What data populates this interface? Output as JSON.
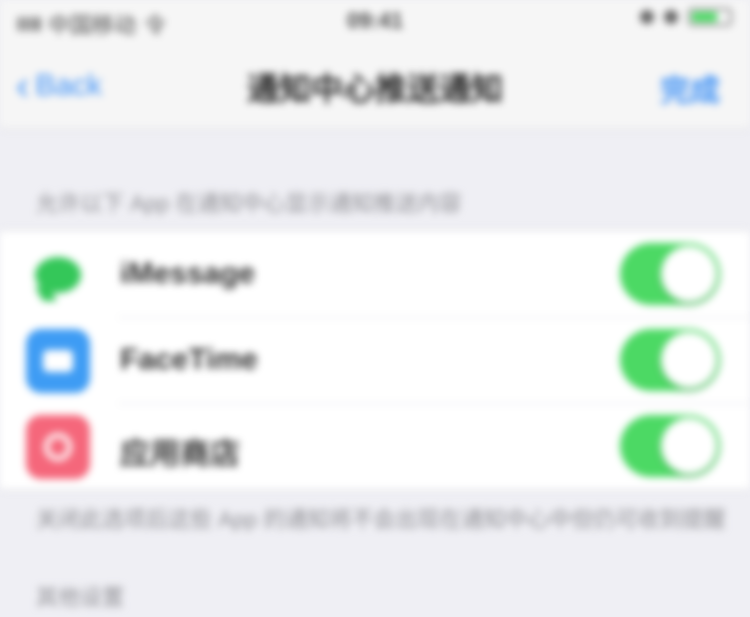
{
  "status_bar": {
    "carrier": "中国移动",
    "network": "令",
    "time": "09:41",
    "battery_color": "#4cd964",
    "battery_level": 0.7
  },
  "nav": {
    "back_label": "Back",
    "title": "通知中心推送通知",
    "action_label": "完成"
  },
  "section": {
    "header": "允许以下 App 在通知中心显示通知推送内容",
    "items": [
      {
        "icon": "messages-icon",
        "label": "iMessage",
        "enabled": true
      },
      {
        "icon": "camera-app-icon",
        "label": "FaceTime",
        "enabled": true
      },
      {
        "icon": "flower-app-icon",
        "label": "应用商店",
        "enabled": true
      }
    ],
    "footer": "关闭此选项后这些 App 的通知将不会出现在通知中心中但仍可收到提醒",
    "next_header": "其他设置"
  },
  "colors": {
    "accent": "#3b8ff5",
    "toggle_on": "#4cd964",
    "background": "#efeff4"
  }
}
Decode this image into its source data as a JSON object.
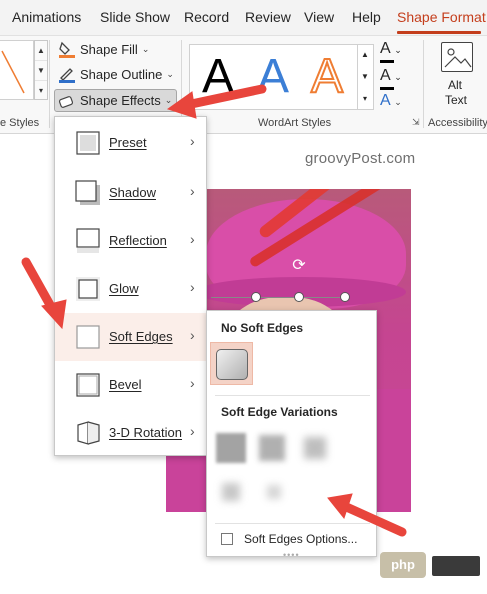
{
  "tabs": [
    "Animations",
    "Slide Show",
    "Record",
    "Review",
    "View",
    "Help",
    "Shape Format"
  ],
  "active_tab": "Shape Format",
  "ribbon": {
    "shape_styles_label": "Shape Styles",
    "shape_styles_visible": "e Styles",
    "shape_fill": "Shape Fill",
    "shape_outline": "Shape Outline",
    "shape_effects": "Shape Effects",
    "wordart_styles_label": "WordArt Styles",
    "wordart_letters": [
      "A",
      "A",
      "A"
    ],
    "wordart_colors": [
      "#000000",
      "#3c7fd6",
      "#ef7d33"
    ],
    "text_tools": [
      "A",
      "A",
      "A"
    ],
    "alt_text_line1": "Alt",
    "alt_text_line2": "Text",
    "accessibility_label": "Accessibility"
  },
  "watermark": "groovyPost.com",
  "shape_effects_menu": {
    "items": [
      {
        "label": "Preset",
        "icon": "preset-thumbnail"
      },
      {
        "label": "Shadow",
        "icon": "shadow-thumbnail"
      },
      {
        "label": "Reflection",
        "icon": "reflection-thumbnail"
      },
      {
        "label": "Glow",
        "icon": "glow-thumbnail"
      },
      {
        "label": "Soft Edges",
        "icon": "soft-edges-thumbnail"
      },
      {
        "label": "Bevel",
        "icon": "bevel-thumbnail"
      },
      {
        "label": "3-D Rotation",
        "icon": "3d-rotation-thumbnail"
      }
    ],
    "highlighted": "Soft Edges"
  },
  "soft_edges_submenu": {
    "no_soft_edges_heading": "No Soft Edges",
    "variations_heading": "Soft Edge Variations",
    "options_label": "Soft Edges Options...",
    "variation_count": 5
  },
  "badge": {
    "text": "php"
  },
  "colors": {
    "accent": "#c43e1c",
    "arrow": "#e8453c",
    "menu_highlight": "#fbeee9"
  }
}
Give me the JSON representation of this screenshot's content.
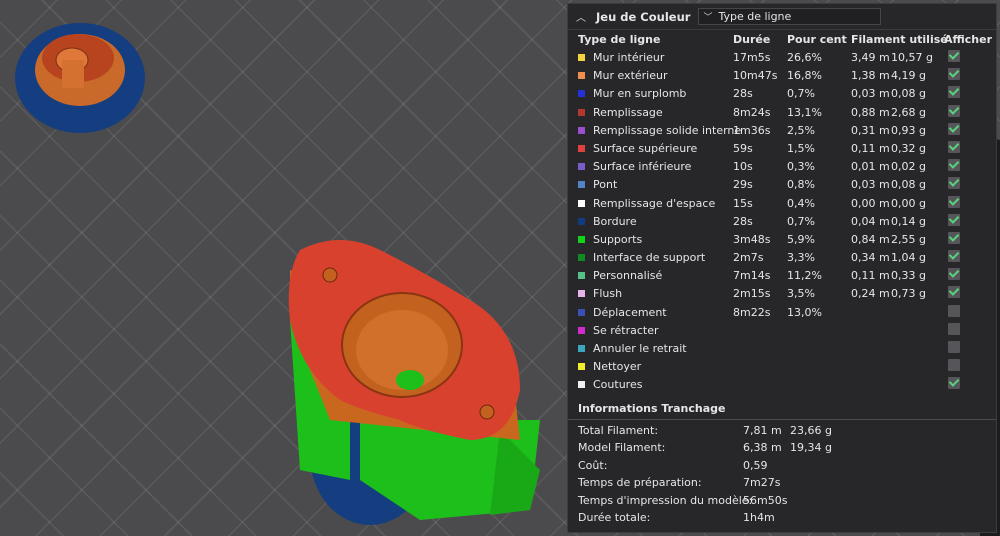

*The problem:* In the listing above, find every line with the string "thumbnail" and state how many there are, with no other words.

*Answer:* 7